I've been obsessed with skincare since I was 11 or 12. I enjoy the process of it, the ritual of cleansing and beautifying the exterior self, indulging your senses in a way that feels like it's "doing something", and I kind of want it to be the answer to all my problems. As much as I don't want to, however, I must admit an uncomfortable truth, blogger heresy: my skin feels better when I leave it pretty much alone.

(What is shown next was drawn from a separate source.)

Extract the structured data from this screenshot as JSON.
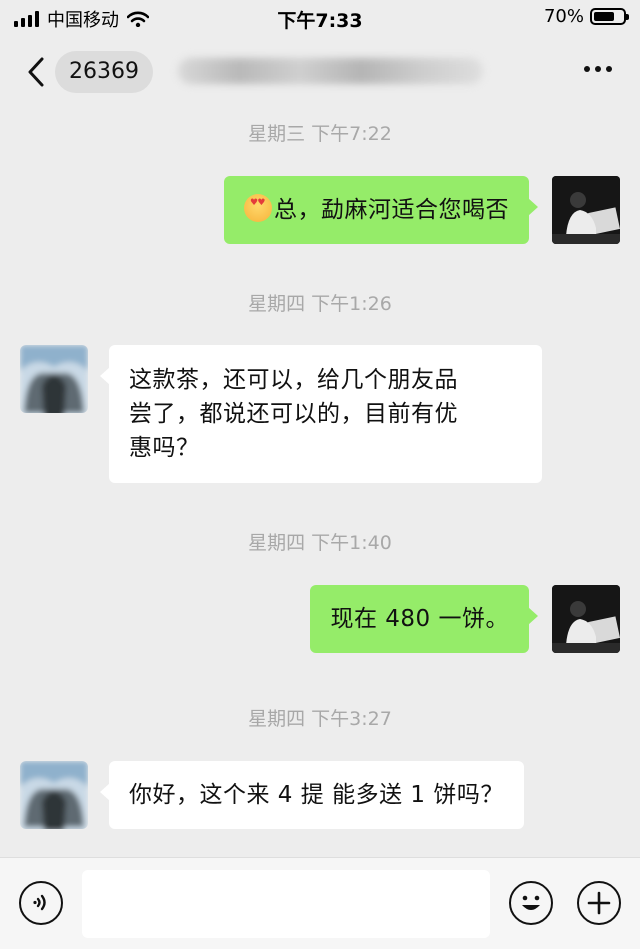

A lot of you will say I just haven't been doing skincare "the right way". You might want to suggest more products or techniques I should try, which is well-meaning but misses the point of what I'm trying to say here. I'm not against skincare - I just think our approach to it is a bit of a clusterfuck. I've been washing my face all my life, and doing a 3-step routine since I was still a child. By my early 20's my nightly skincare climbed up to 8 or 9 products, and got more and more complex. Looking at a lot of skincare forums and hashtags, it's hard for me to ignore the parallels between those spaces and the pro-anorexia forums of the 00's; both are full of very young girls becoming obsessed with perfecting an innately transient and imperfectable thing, sharing advice on how to "control" it, and all of them sure that if they only stuck to the right regimen, their life would sort itself out and maybe they'd be beautiful. This breaks my heart a little bit.

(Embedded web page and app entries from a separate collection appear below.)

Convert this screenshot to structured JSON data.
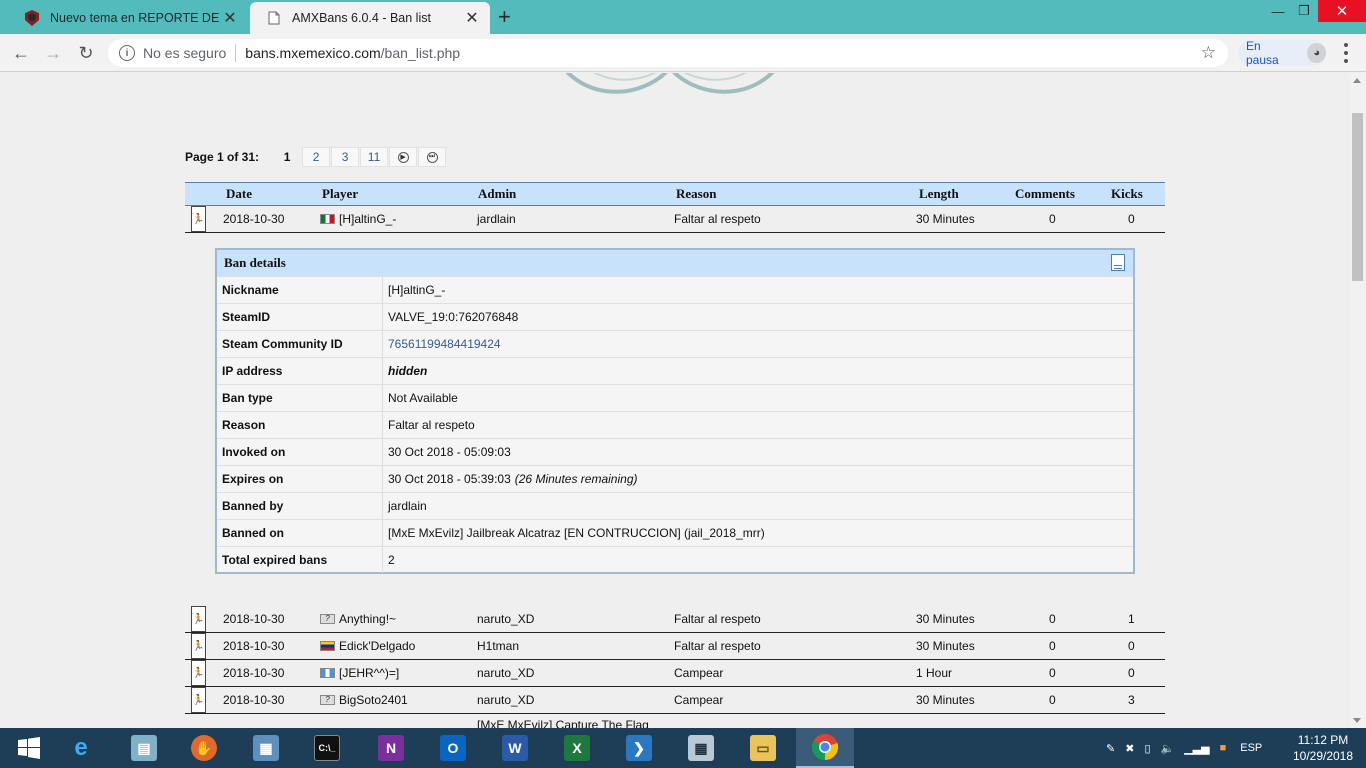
{
  "browser": {
    "tabs": [
      {
        "title": "Nuevo tema en REPORTE DE ABU",
        "active": false
      },
      {
        "title": "AMXBans 6.0.4 - Ban list",
        "active": true
      }
    ],
    "new_tab": "+",
    "security": "No es seguro",
    "url_host": "bans.mxemexico.com",
    "url_path": "/ban_list.php",
    "profile_status": "En pausa"
  },
  "pager": {
    "label": "Page 1 of 31:",
    "pages": [
      "1",
      "2",
      "3",
      "11"
    ],
    "current": "1"
  },
  "table": {
    "columns": [
      "Date",
      "Player",
      "Admin",
      "Reason",
      "Length",
      "Comments",
      "Kicks"
    ],
    "first_row": {
      "date": "2018-10-30",
      "flag": "mx",
      "player": "[H]altinG_-",
      "admin": "jardlain",
      "reason": "Faltar al respeto",
      "length": "30 Minutes",
      "comments": "0",
      "kicks": "0"
    },
    "rows": [
      {
        "date": "2018-10-30",
        "flag": "unk",
        "player": "Anything!~",
        "admin": "naruto_XD",
        "reason": "Faltar al respeto",
        "length": "30 Minutes",
        "comments": "0",
        "kicks": "1"
      },
      {
        "date": "2018-10-30",
        "flag": "ve",
        "player": "Edick'Delgado",
        "admin": "H1tman",
        "reason": "Faltar al respeto",
        "length": "30 Minutes",
        "comments": "0",
        "kicks": "0"
      },
      {
        "date": "2018-10-30",
        "flag": "gt",
        "player": "[JEHR^^)=]",
        "admin": "naruto_XD",
        "reason": "Campear",
        "length": "1 Hour",
        "comments": "0",
        "kicks": "0"
      },
      {
        "date": "2018-10-30",
        "flag": "unk",
        "player": "BigSoto2401",
        "admin": "naruto_XD",
        "reason": "Campear",
        "length": "30 Minutes",
        "comments": "0",
        "kicks": "3"
      }
    ],
    "cut_text": "[MxE MxEvilz] Capture The Flag"
  },
  "details": {
    "title": "Ban details",
    "rows": [
      {
        "key": "Nickname",
        "value": "[H]altinG_-"
      },
      {
        "key": "SteamID",
        "value": "VALVE_19:0:762076848"
      },
      {
        "key": "Steam Community ID",
        "value": "76561199484419424",
        "style": "link"
      },
      {
        "key": "IP address",
        "value": "hidden",
        "style": "it"
      },
      {
        "key": "Ban type",
        "value": "Not Available"
      },
      {
        "key": "Reason",
        "value": "Faltar al respeto"
      },
      {
        "key": "Invoked on",
        "value": "30 Oct 2018 - 05:09:03"
      },
      {
        "key": "Expires on",
        "value": "30 Oct 2018 - 05:39:03",
        "extra": "(26 Minutes remaining)"
      },
      {
        "key": "Banned by",
        "value": "jardlain"
      },
      {
        "key": "Banned on",
        "value": "[MxE MxEvilz] Jailbreak Alcatraz [EN CONTRUCCION] (jail_2018_mrr)"
      },
      {
        "key": "Total expired bans",
        "value": "2"
      }
    ]
  },
  "taskbar": {
    "lang": "ESP",
    "time": "11:12 PM",
    "date": "10/29/2018"
  }
}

The skin-positivity movement still has a long way to go. No matter how diverse an ad campaign attempts to be, it seems that clear skin (or airbrushed skin) is a beauty standard that never gets challenged. The only time I ever see normal, common skin conditions like acne, eczhema, or keratosis in the media is if they are being directly discussed; it's never just "oh here's our autumn collection" on a gorgeous model who just happens to have some spots. The message here is that our skin is not good enough as it is, that we are losing some kind of battle with our faces. The vast majority of people are over-cleansing their skin as a result, stripping it of natural oils by cleansing twice or three times a day. This isn't about trying to push the "all natural" approach and condemn luxury skincare, I'm just against the routine-pushing rhetoric that "you have to be consistent to see results". I think this is PR-speak from companies that want you to feel a bit bad about yourself, use more of the product, and then buy another one sooner. A lot of those brands rely on us not actually listening to our skin, but to them instead.



I understand that genetics has a big part to play in how our skin behaves. I also know that diet, lifestyle, hormones, medication, and environmental surroundings can all change things. I'm not saying that throwing your whole routine in the bin will have amazing results for everyone. Lots of people need medicated skincare to keep dermatological conditions comfortable to live with, which is totally fine. All I'm saying is that we might know more about what our own bodies need than we give ourselves credit for.

So what should you do if you know your regular skincare routine isn't working for you? Look in the mirror, bare-faced, and feel your skin. Ask yourself what you think it needs to feel good, not to "look perfect". Do this every day, and go about achieving it in as few products as possible. Some nights, what this looks like for me is just taking off my makeup and spritzing my face with rose water or toner. Looking after my skin, truly caring for it intuitively based on what it needs that day, feels and looks very different to the routine I would be sold if I went to a mainstream beauty counter. I love a lightweight serum, and I love cleansing wipes. Cleansing wipes get so slated, but I've found they work better for me than any expensive makeup remover. I tend to buy ones that have tea tree, rose, chamomile or aloe in, as those feel good on my redness-prone skin. I use a face mask every so often. I trust the brands that I really love, and in this way my skincare has become more of a ritual, a self-care practise rather than a punishing or chastising process. I stress less about how I look, and I incorporate beauty into my witchcraft, dedicating my ritual to Aphrodite. If the skincare habits you are stuck in aren't serving you, don't be afraid to let them go, and find a way of inhabiting your body that feels gentler, warmer, and closer to something like kindness.